DATA TO USE:
____
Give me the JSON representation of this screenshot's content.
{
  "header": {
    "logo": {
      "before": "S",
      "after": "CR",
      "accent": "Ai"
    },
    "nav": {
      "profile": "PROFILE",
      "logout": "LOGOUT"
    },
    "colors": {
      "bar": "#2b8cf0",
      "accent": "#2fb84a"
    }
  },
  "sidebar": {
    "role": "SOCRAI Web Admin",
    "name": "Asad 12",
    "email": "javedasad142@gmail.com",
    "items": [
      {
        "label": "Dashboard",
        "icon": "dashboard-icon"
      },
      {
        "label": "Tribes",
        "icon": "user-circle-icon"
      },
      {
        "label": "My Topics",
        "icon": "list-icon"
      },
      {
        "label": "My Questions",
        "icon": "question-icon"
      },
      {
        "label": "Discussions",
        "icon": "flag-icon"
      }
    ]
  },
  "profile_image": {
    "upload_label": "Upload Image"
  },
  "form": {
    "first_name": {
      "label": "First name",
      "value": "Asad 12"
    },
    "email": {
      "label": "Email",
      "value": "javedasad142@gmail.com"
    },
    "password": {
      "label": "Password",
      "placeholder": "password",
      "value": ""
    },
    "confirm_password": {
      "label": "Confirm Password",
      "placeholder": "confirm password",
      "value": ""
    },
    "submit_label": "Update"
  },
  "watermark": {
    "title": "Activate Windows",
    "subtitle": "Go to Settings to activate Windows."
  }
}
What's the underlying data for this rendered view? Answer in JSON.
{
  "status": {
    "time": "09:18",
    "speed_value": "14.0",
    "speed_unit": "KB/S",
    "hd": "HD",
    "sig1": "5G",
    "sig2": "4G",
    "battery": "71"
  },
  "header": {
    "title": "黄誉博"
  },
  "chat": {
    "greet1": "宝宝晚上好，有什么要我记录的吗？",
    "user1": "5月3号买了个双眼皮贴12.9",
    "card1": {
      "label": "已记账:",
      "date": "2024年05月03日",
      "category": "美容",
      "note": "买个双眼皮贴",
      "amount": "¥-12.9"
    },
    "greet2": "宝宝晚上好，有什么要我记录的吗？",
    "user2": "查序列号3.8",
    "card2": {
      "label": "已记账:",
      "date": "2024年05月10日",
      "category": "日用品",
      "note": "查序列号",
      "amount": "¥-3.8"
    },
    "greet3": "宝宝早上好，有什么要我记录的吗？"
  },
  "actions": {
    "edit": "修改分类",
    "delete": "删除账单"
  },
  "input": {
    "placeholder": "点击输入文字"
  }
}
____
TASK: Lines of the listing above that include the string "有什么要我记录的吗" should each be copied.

REPLY TO THE TASK:
    "greet1": "宝宝晚上好，有什么要我记录的吗？",
    "greet2": "宝宝晚上好，有什么要我记录的吗？",
    "greet3": "宝宝早上好，有什么要我记录的吗？"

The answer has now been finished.